Laird’s poetic voice has gained an added maturity and distinctiveness since his first collection, too; gone is the unconvincing ‘newladspeak’ that knocked the shine off some of his earlier work, honed into a style that allows for poems of greater brevity, rhythmical execution, and despite a deliberate variance in seriousness of tone, real feeling. Like Armitage, he is an impressive and distinctly male writer of love poems: the expression of masculine emotion and its awkwardness measured and balanced with an economy of sentiment, as in the narrator’s stating ‘Love, I’d turn for you clean-living, / relinquish drinking, fighting, singing’ in ‘The Present Writer’. And the more I read those poems of Laird’s that explore the rural and urban landscapes of Ireland, Britain, and beyond, the more I think it not an overstatement to compare his rich descriptive powers, during their finer moments, to Heaney’s. Take the following glittering stanzas from ‘On Leaving the Scene of an Accident’:

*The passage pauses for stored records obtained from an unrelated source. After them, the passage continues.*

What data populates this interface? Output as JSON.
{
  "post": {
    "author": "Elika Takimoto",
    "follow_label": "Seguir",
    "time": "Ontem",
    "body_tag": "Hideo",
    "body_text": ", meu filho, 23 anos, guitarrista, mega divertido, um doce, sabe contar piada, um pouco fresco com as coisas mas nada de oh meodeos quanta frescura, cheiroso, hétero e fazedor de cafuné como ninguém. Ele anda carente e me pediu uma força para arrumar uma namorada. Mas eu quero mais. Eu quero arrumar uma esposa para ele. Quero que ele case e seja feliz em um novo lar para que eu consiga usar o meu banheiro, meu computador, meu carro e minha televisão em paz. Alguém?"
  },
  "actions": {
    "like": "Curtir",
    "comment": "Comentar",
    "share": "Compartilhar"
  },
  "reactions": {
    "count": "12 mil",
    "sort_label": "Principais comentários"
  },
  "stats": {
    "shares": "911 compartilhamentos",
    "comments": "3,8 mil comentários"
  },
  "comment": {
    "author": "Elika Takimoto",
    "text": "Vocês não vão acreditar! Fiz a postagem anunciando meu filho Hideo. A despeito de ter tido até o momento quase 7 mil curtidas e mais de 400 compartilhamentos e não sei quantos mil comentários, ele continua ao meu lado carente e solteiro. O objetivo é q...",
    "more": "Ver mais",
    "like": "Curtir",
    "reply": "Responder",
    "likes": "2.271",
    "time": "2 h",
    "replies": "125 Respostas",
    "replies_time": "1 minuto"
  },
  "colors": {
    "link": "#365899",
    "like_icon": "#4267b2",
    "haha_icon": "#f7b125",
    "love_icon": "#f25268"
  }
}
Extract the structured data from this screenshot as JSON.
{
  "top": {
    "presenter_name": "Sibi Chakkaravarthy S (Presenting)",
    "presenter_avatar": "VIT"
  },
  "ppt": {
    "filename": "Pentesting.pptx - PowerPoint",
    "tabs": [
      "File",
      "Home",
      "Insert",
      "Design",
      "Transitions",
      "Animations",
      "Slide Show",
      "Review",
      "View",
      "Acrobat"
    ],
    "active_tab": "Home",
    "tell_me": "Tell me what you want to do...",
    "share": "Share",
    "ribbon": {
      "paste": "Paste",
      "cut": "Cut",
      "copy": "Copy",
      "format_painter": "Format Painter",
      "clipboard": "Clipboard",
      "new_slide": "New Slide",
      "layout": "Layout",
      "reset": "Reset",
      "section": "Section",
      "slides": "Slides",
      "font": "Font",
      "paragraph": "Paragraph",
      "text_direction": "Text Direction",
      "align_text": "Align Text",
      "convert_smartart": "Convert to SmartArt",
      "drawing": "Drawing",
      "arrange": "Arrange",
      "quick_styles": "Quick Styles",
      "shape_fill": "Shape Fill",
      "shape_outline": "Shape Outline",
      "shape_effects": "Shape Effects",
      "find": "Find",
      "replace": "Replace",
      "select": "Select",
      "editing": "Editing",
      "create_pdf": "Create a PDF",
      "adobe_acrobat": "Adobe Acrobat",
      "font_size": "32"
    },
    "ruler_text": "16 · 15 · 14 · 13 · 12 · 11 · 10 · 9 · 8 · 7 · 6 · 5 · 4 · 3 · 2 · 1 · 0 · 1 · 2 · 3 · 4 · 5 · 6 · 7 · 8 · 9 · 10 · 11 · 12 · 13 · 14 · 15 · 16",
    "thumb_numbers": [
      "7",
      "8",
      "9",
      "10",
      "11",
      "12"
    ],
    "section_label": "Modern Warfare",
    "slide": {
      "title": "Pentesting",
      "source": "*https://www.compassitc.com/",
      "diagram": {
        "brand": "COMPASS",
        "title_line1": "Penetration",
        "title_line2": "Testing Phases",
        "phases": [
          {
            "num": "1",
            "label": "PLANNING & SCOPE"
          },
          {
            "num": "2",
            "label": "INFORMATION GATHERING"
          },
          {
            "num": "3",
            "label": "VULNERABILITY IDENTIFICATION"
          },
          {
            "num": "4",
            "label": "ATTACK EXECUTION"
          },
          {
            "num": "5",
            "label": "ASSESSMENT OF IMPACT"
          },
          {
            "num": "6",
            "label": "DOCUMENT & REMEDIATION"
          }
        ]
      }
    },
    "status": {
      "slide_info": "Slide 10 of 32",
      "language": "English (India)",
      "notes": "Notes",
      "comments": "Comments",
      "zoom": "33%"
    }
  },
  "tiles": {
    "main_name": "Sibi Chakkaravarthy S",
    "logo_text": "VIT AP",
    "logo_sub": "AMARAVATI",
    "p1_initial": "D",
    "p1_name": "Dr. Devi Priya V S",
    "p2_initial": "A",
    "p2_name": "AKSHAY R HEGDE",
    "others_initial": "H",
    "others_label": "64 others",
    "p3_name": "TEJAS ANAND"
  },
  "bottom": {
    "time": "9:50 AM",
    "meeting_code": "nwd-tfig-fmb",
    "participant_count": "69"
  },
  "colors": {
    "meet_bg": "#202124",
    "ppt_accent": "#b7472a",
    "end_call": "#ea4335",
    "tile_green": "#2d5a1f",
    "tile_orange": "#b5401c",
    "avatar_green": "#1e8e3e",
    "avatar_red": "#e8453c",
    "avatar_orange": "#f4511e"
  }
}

In the eastern suburbs deer appear.
Brushed by waist-high silver steppe grass
and the lighter strokes of barley stalks,
elegant as one might half-expect
the grazing self to be, expect her grace
is one complicit in departure.
On Purpose, then, ultimately demonstrates Laird to be a poet who has substantially honed and developed his style from the mixed success and auspicious promise of the poems in his first book. As with all collections, there are weaker moments: ‘Pug’ is well written but offers little insight or revelation regarding its four-legged subject matter, while list-piece ‘Press’ flounders like filler material in the company of much better poems. But despite these imperfections, On Purpose sees Laird consistently hitting the mark with poems of heavyweight contemporary significance, settling into a distinctive poetic voice that sparkles with impressive effects, and, to my mind, confirming his place as one of the most important poets of his generation.